## Exercise
Leave the images out, and otherwise write out each entry exactly.

## Supplied data
________
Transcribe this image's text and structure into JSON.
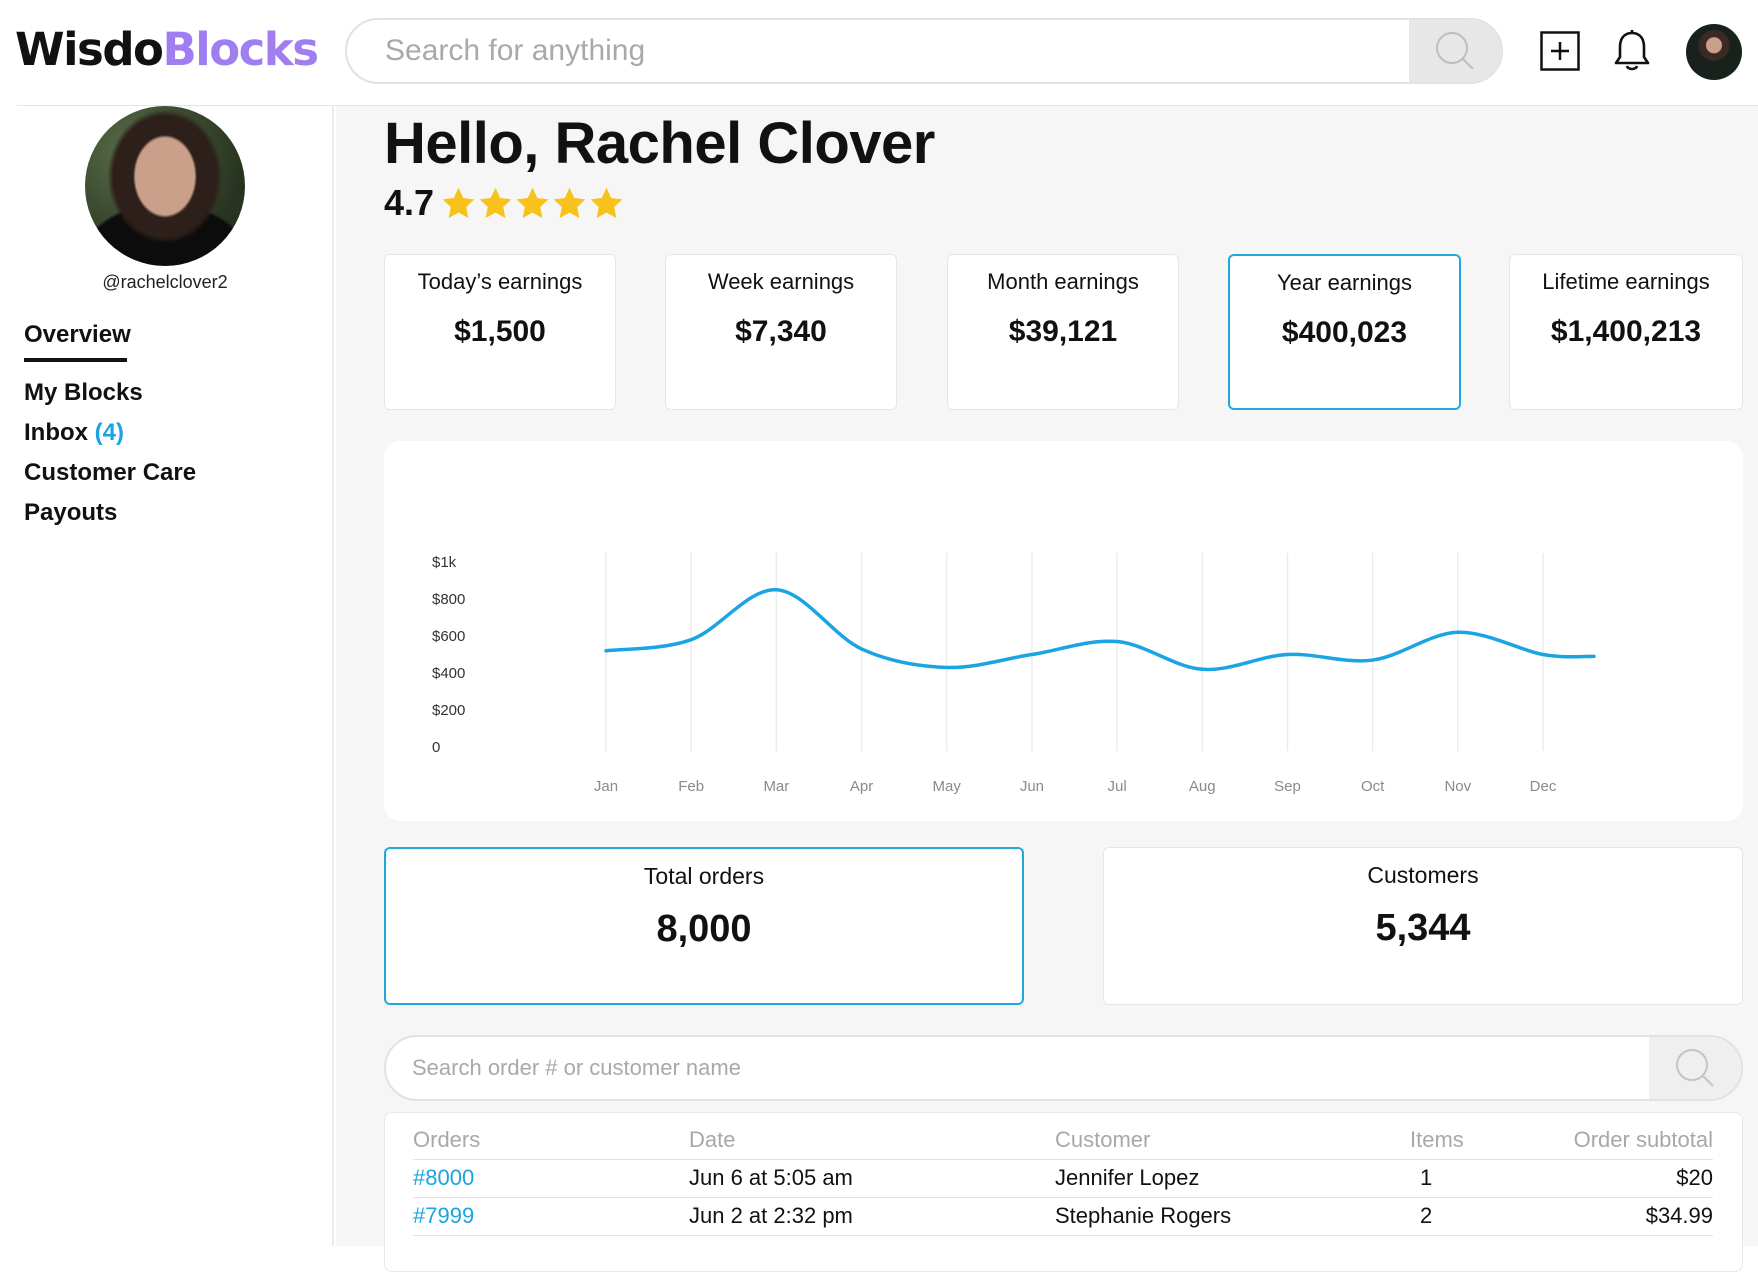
{
  "brand": {
    "part1": "Wisdo",
    "part2": "Blocks"
  },
  "header": {
    "search_placeholder": "Search for anything"
  },
  "sidebar": {
    "username": "@rachelclover2",
    "items": [
      {
        "label": "Overview"
      },
      {
        "label": "My Blocks"
      },
      {
        "label": "Inbox",
        "badge": "(4)"
      },
      {
        "label": "Customer Care"
      },
      {
        "label": "Payouts"
      }
    ]
  },
  "main": {
    "greeting": "Hello, Rachel Clover",
    "rating": "4.7",
    "stars": 5,
    "earnings": [
      {
        "label": "Today’s earnings",
        "value": "$1,500"
      },
      {
        "label": "Week earnings",
        "value": "$7,340"
      },
      {
        "label": "Month earnings",
        "value": "$39,121"
      },
      {
        "label": "Year earnings",
        "value": "$400,023",
        "selected": true
      },
      {
        "label": "Lifetime earnings",
        "value": "$1,400,213"
      }
    ],
    "totals": [
      {
        "label": "Total orders",
        "value": "8,000",
        "selected": true
      },
      {
        "label": "Customers",
        "value": "5,344"
      }
    ],
    "orders_search_placeholder": "Search order # or customer name",
    "orders_table": {
      "columns": [
        "Orders",
        "Date",
        "Customer",
        "Items",
        "Order subtotal"
      ],
      "rows": [
        [
          "#8000",
          "Jun 6 at 5:05 am",
          "Jennifer Lopez",
          "1",
          "$20"
        ],
        [
          "#7999",
          "Jun 2 at 2:32 pm",
          "Stephanie Rogers",
          "2",
          "$34.99"
        ]
      ]
    }
  },
  "colors": {
    "accent": "#1ba4e3",
    "brand_purple": "#a07ef0",
    "star": "#f7c21b",
    "selected_border": "#22a8e0"
  },
  "chart_data": {
    "type": "line",
    "x": [
      "Jan",
      "Feb",
      "Mar",
      "Apr",
      "May",
      "Jun",
      "Jul",
      "Aug",
      "Sep",
      "Oct",
      "Nov",
      "Dec"
    ],
    "yticks": [
      "0",
      "$200",
      "$400",
      "$600",
      "$800",
      "$1k"
    ],
    "ylim": [
      0,
      1000
    ],
    "series": [
      {
        "color": "#1ba4e3",
        "points": [
          [
            "Jan",
            520
          ],
          [
            "Feb",
            580
          ],
          [
            "Mar",
            850
          ],
          [
            "Apr",
            530
          ],
          [
            "May",
            430
          ],
          [
            "Jun",
            500
          ],
          [
            "Jul",
            570
          ],
          [
            "Aug",
            420
          ],
          [
            "Sep",
            500
          ],
          [
            "Oct",
            470
          ],
          [
            "Nov",
            620
          ],
          [
            "Dec",
            500
          ]
        ]
      }
    ],
    "grid": "vertical"
  }
}
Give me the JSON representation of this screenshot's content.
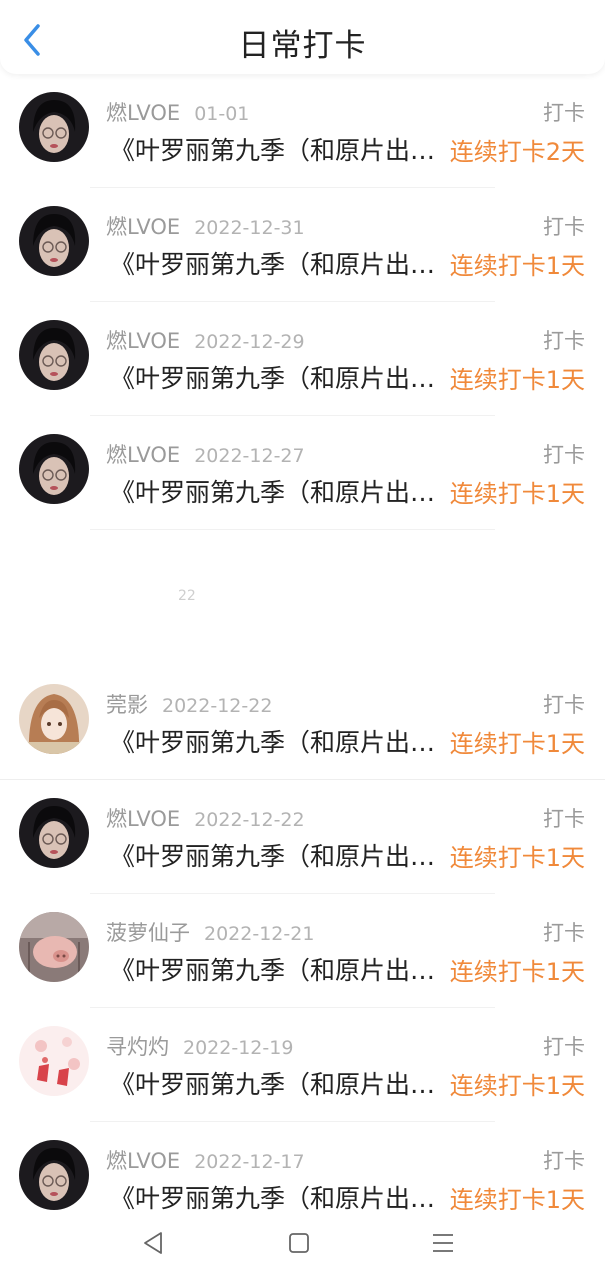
{
  "header": {
    "title": "日常打卡"
  },
  "rows": [
    {
      "name": "燃LVOE",
      "date": "01-01",
      "action": "打卡",
      "content": "《叶罗丽第九季（和原片出入较大）》",
      "streak": "连续打卡2天",
      "avatar": "dark-hair"
    },
    {
      "name": "燃LVOE",
      "date": "2022-12-31",
      "action": "打卡",
      "content": "《叶罗丽第九季（和原片出入较大）》",
      "streak": "连续打卡1天",
      "avatar": "dark-hair"
    },
    {
      "name": "燃LVOE",
      "date": "2022-12-29",
      "action": "打卡",
      "content": "《叶罗丽第九季（和原片出入较大）》",
      "streak": "连续打卡1天",
      "avatar": "dark-hair"
    },
    {
      "name": "燃LVOE",
      "date": "2022-12-27",
      "action": "打卡",
      "content": "《叶罗丽第九季（和原片出入较大）》",
      "streak": "连续打卡1天",
      "avatar": "dark-hair"
    },
    {
      "name": "莞影",
      "date": "2022-12-22",
      "action": "打卡",
      "content": "《叶罗丽第九季（和原片出入较大）》",
      "streak": "连续打卡1天",
      "avatar": "anime-girl"
    },
    {
      "name": "燃LVOE",
      "date": "2022-12-22",
      "action": "打卡",
      "content": "《叶罗丽第九季（和原片出入较大）》",
      "streak": "连续打卡1天",
      "avatar": "dark-hair"
    },
    {
      "name": "菠萝仙子",
      "date": "2022-12-21",
      "action": "打卡",
      "content": "《叶罗丽第九季（和原片出入较大）》",
      "streak": "连续打卡1天",
      "avatar": "pig"
    },
    {
      "name": "寻灼灼",
      "date": "2022-12-19",
      "action": "打卡",
      "content": "《叶罗丽第九季（和原片出入较大）》",
      "streak": "连续打卡1天",
      "avatar": "pink-flower"
    },
    {
      "name": "燃LVOE",
      "date": "2022-12-17",
      "action": "打卡",
      "content": "《叶罗丽第九季（和原片出入较大）》",
      "streak": "连续打卡1天",
      "avatar": "dark-hair"
    }
  ],
  "gap_marker": "22",
  "navbar": {
    "icons": [
      "back-triangle-icon",
      "home-square-icon",
      "menu-lines-icon"
    ]
  },
  "colors": {
    "accent": "#3a8ee6",
    "streak": "#f0893a"
  }
}
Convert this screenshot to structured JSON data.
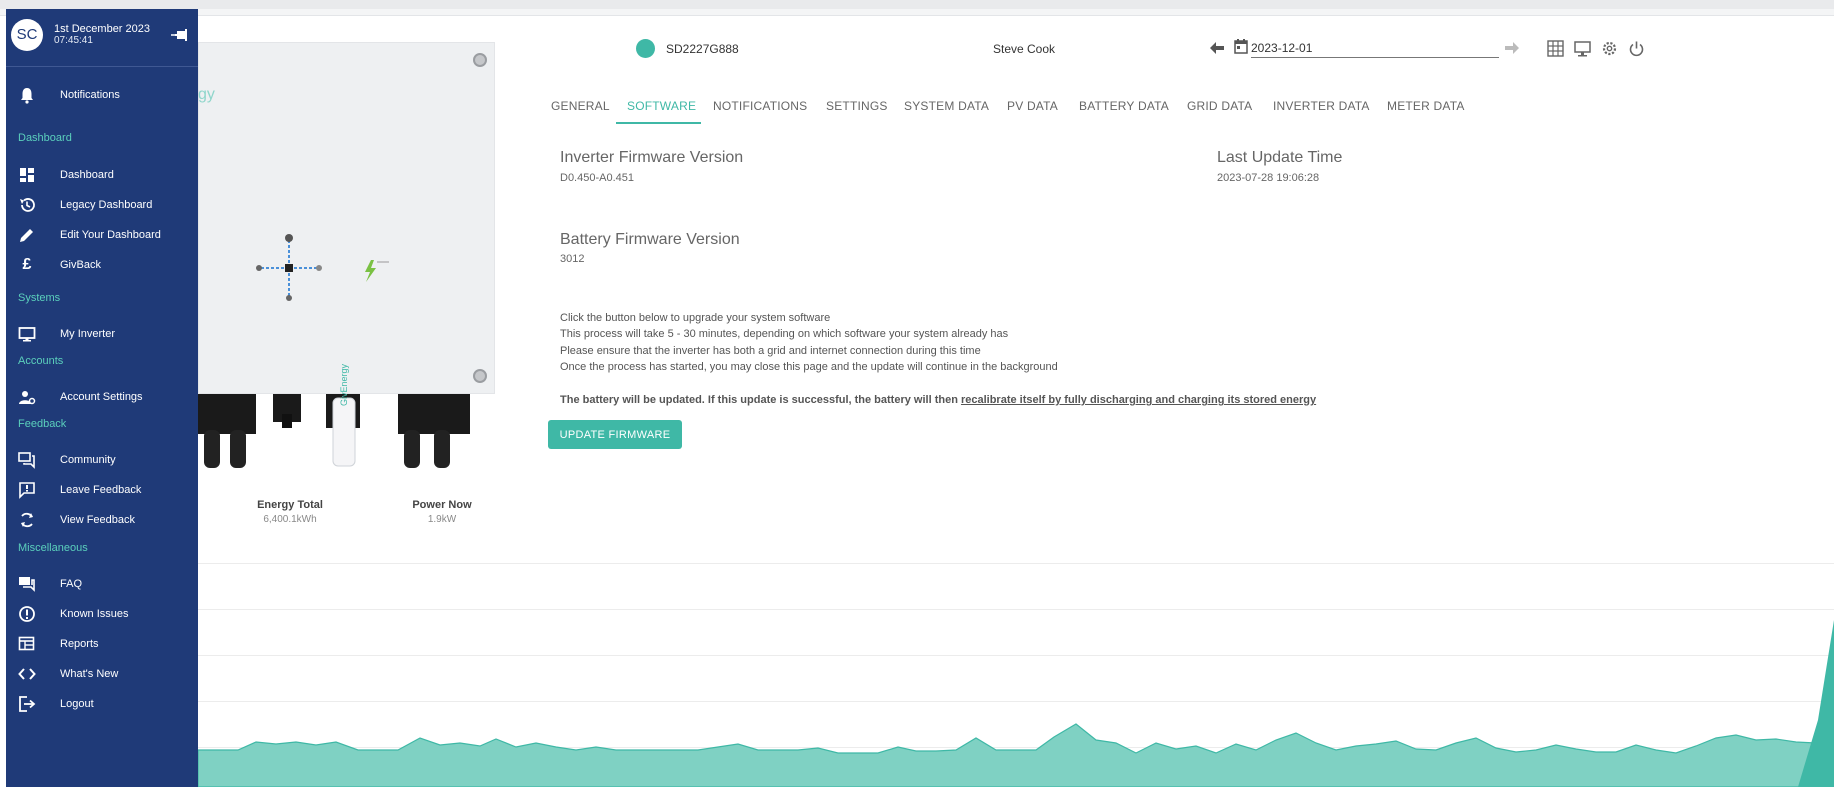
{
  "sidebar": {
    "avatar_initials": "SC",
    "date": "1st December 2023",
    "time": "07:45:41",
    "notifications_label": "Notifications",
    "sections": {
      "dashboard": "Dashboard",
      "systems": "Systems",
      "accounts": "Accounts",
      "feedback": "Feedback",
      "misc": "Miscellaneous"
    },
    "items": {
      "dashboard": "Dashboard",
      "legacy_dashboard": "Legacy Dashboard",
      "edit_dashboard": "Edit Your Dashboard",
      "givback": "GivBack",
      "my_inverter": "My Inverter",
      "account_settings": "Account Settings",
      "community": "Community",
      "leave_feedback": "Leave Feedback",
      "view_feedback": "View Feedback",
      "faq": "FAQ",
      "known_issues": "Known Issues",
      "reports": "Reports",
      "whats_new": "What's New",
      "logout": "Logout"
    }
  },
  "header": {
    "serial": "SD2227G888",
    "user_name": "Steve Cook",
    "date_value": "2023-12-01"
  },
  "tabs": [
    "GENERAL",
    "SOFTWARE",
    "NOTIFICATIONS",
    "SETTINGS",
    "SYSTEM DATA",
    "PV DATA",
    "BATTERY DATA",
    "GRID DATA",
    "INVERTER DATA",
    "METER DATA"
  ],
  "active_tab": "SOFTWARE",
  "software": {
    "inverter_fw_label": "Inverter Firmware Version",
    "inverter_fw_value": "D0.450-A0.451",
    "last_update_label": "Last Update Time",
    "last_update_value": "2023-07-28 19:06:28",
    "battery_fw_label": "Battery Firmware Version",
    "battery_fw_value": "3012",
    "instructions": [
      "Click the button below to upgrade your system software",
      "This process will take 5 - 30 minutes, depending on which software your system already has",
      "Please ensure that the inverter has both a grid and internet connection during this time",
      "Once the process has started, you may close this page and the update will continue in the background"
    ],
    "warning_prefix": "The battery will be updated. If this update is successful, the battery will then ",
    "warning_link": "recalibrate itself by fully discharging and charging its stored energy",
    "update_button": "UPDATE FIRMWARE"
  },
  "inverter_card": {
    "logo_fragment": "gy",
    "energy_total_label": "Energy Total",
    "energy_total_value": "6,400.1kWh",
    "power_now_label": "Power Now",
    "power_now_value": "1.9kW",
    "dongle_text": "GivEnergy"
  },
  "colors": {
    "sidebar_bg": "#1f3a78",
    "accent": "#3fb8a6",
    "section_label": "#5bd0bc",
    "chart_fill": "#7fd1c3"
  }
}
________
## Final answer
Transcribe this image's text and structure into JSON.
{
  "brand": {
    "part1": "Wisdo",
    "part2": "Blocks"
  },
  "header": {
    "search_placeholder": "Search for anything"
  },
  "sidebar": {
    "username": "@rachelclover2",
    "items": [
      {
        "label": "Overview"
      },
      {
        "label": "My Blocks"
      },
      {
        "label": "Inbox",
        "badge": "(4)"
      },
      {
        "label": "Customer Care"
      },
      {
        "label": "Payouts"
      }
    ]
  },
  "main": {
    "greeting": "Hello, Rachel Clover",
    "rating": "4.7",
    "stars": 5,
    "earnings": [
      {
        "label": "Today’s earnings",
        "value": "$1,500"
      },
      {
        "label": "Week earnings",
        "value": "$7,340"
      },
      {
        "label": "Month earnings",
        "value": "$39,121"
      },
      {
        "label": "Year earnings",
        "value": "$400,023",
        "selected": true
      },
      {
        "label": "Lifetime earnings",
        "value": "$1,400,213"
      }
    ],
    "totals": [
      {
        "label": "Total orders",
        "value": "8,000",
        "selected": true
      },
      {
        "label": "Customers",
        "value": "5,344"
      }
    ],
    "orders_search_placeholder": "Search order # or customer name",
    "orders_table": {
      "columns": [
        "Orders",
        "Date",
        "Customer",
        "Items",
        "Order subtotal"
      ],
      "rows": [
        [
          "#8000",
          "Jun 6 at 5:05 am",
          "Jennifer Lopez",
          "1",
          "$20"
        ],
        [
          "#7999",
          "Jun 2 at 2:32 pm",
          "Stephanie Rogers",
          "2",
          "$34.99"
        ]
      ]
    }
  },
  "colors": {
    "accent": "#1ba4e3",
    "brand_purple": "#a07ef0",
    "star": "#f7c21b",
    "selected_border": "#22a8e0"
  },
  "chart_data": {
    "type": "line",
    "x": [
      "Jan",
      "Feb",
      "Mar",
      "Apr",
      "May",
      "Jun",
      "Jul",
      "Aug",
      "Sep",
      "Oct",
      "Nov",
      "Dec"
    ],
    "yticks": [
      "0",
      "$200",
      "$400",
      "$600",
      "$800",
      "$1k"
    ],
    "ylim": [
      0,
      1000
    ],
    "series": [
      {
        "color": "#1ba4e3",
        "points": [
          [
            "Jan",
            520
          ],
          [
            "Feb",
            580
          ],
          [
            "Mar",
            850
          ],
          [
            "Apr",
            530
          ],
          [
            "May",
            430
          ],
          [
            "Jun",
            500
          ],
          [
            "Jul",
            570
          ],
          [
            "Aug",
            420
          ],
          [
            "Sep",
            500
          ],
          [
            "Oct",
            470
          ],
          [
            "Nov",
            620
          ],
          [
            "Dec",
            500
          ]
        ]
      }
    ],
    "grid": "vertical"
  }
}
Give me the JSON representation of this screenshot's content.
{
  "header": {
    "title": "日常打卡"
  },
  "rows": [
    {
      "name": "燃LVOE",
      "date": "01-01",
      "action": "打卡",
      "content": "《叶罗丽第九季（和原片出入较大）》",
      "streak": "连续打卡2天",
      "avatar": "dark-hair"
    },
    {
      "name": "燃LVOE",
      "date": "2022-12-31",
      "action": "打卡",
      "content": "《叶罗丽第九季（和原片出入较大）》",
      "streak": "连续打卡1天",
      "avatar": "dark-hair"
    },
    {
      "name": "燃LVOE",
      "date": "2022-12-29",
      "action": "打卡",
      "content": "《叶罗丽第九季（和原片出入较大）》",
      "streak": "连续打卡1天",
      "avatar": "dark-hair"
    },
    {
      "name": "燃LVOE",
      "date": "2022-12-27",
      "action": "打卡",
      "content": "《叶罗丽第九季（和原片出入较大）》",
      "streak": "连续打卡1天",
      "avatar": "dark-hair"
    },
    {
      "name": "莞影",
      "date": "2022-12-22",
      "action": "打卡",
      "content": "《叶罗丽第九季（和原片出入较大）》",
      "streak": "连续打卡1天",
      "avatar": "anime-girl"
    },
    {
      "name": "燃LVOE",
      "date": "2022-12-22",
      "action": "打卡",
      "content": "《叶罗丽第九季（和原片出入较大）》",
      "streak": "连续打卡1天",
      "avatar": "dark-hair"
    },
    {
      "name": "菠萝仙子",
      "date": "2022-12-21",
      "action": "打卡",
      "content": "《叶罗丽第九季（和原片出入较大）》",
      "streak": "连续打卡1天",
      "avatar": "pig"
    },
    {
      "name": "寻灼灼",
      "date": "2022-12-19",
      "action": "打卡",
      "content": "《叶罗丽第九季（和原片出入较大）》",
      "streak": "连续打卡1天",
      "avatar": "pink-flower"
    },
    {
      "name": "燃LVOE",
      "date": "2022-12-17",
      "action": "打卡",
      "content": "《叶罗丽第九季（和原片出入较大）》",
      "streak": "连续打卡1天",
      "avatar": "dark-hair"
    }
  ],
  "gap_marker": "22",
  "navbar": {
    "icons": [
      "back-triangle-icon",
      "home-square-icon",
      "menu-lines-icon"
    ]
  },
  "colors": {
    "accent": "#3a8ee6",
    "streak": "#f0893a"
  }
}
Convert this screenshot to structured JSON data.
{
  "sidebar": {
    "avatar_initials": "SC",
    "date": "1st December 2023",
    "time": "07:45:41",
    "notifications_label": "Notifications",
    "sections": {
      "dashboard": "Dashboard",
      "systems": "Systems",
      "accounts": "Accounts",
      "feedback": "Feedback",
      "misc": "Miscellaneous"
    },
    "items": {
      "dashboard": "Dashboard",
      "legacy_dashboard": "Legacy Dashboard",
      "edit_dashboard": "Edit Your Dashboard",
      "givback": "GivBack",
      "my_inverter": "My Inverter",
      "account_settings": "Account Settings",
      "community": "Community",
      "leave_feedback": "Leave Feedback",
      "view_feedback": "View Feedback",
      "faq": "FAQ",
      "known_issues": "Known Issues",
      "reports": "Reports",
      "whats_new": "What's New",
      "logout": "Logout"
    }
  },
  "header": {
    "serial": "SD2227G888",
    "user_name": "Steve Cook",
    "date_value": "2023-12-01"
  },
  "tabs": [
    "GENERAL",
    "SOFTWARE",
    "NOTIFICATIONS",
    "SETTINGS",
    "SYSTEM DATA",
    "PV DATA",
    "BATTERY DATA",
    "GRID DATA",
    "INVERTER DATA",
    "METER DATA"
  ],
  "active_tab": "SOFTWARE",
  "software": {
    "inverter_fw_label": "Inverter Firmware Version",
    "inverter_fw_value": "D0.450-A0.451",
    "last_update_label": "Last Update Time",
    "last_update_value": "2023-07-28 19:06:28",
    "battery_fw_label": "Battery Firmware Version",
    "battery_fw_value": "3012",
    "instructions": [
      "Click the button below to upgrade your system software",
      "This process will take 5 - 30 minutes, depending on which software your system already has",
      "Please ensure that the inverter has both a grid and internet connection during this time",
      "Once the process has started, you may close this page and the update will continue in the background"
    ],
    "warning_prefix": "The battery will be updated. If this update is successful, the battery will then ",
    "warning_link": "recalibrate itself by fully discharging and charging its stored energy",
    "update_button": "UPDATE FIRMWARE"
  },
  "inverter_card": {
    "logo_fragment": "gy",
    "energy_total_label": "Energy Total",
    "energy_total_value": "6,400.1kWh",
    "power_now_label": "Power Now",
    "power_now_value": "1.9kW",
    "dongle_text": "GivEnergy"
  },
  "colors": {
    "sidebar_bg": "#1f3a78",
    "accent": "#3fb8a6",
    "section_label": "#5bd0bc",
    "chart_fill": "#7fd1c3"
  }
}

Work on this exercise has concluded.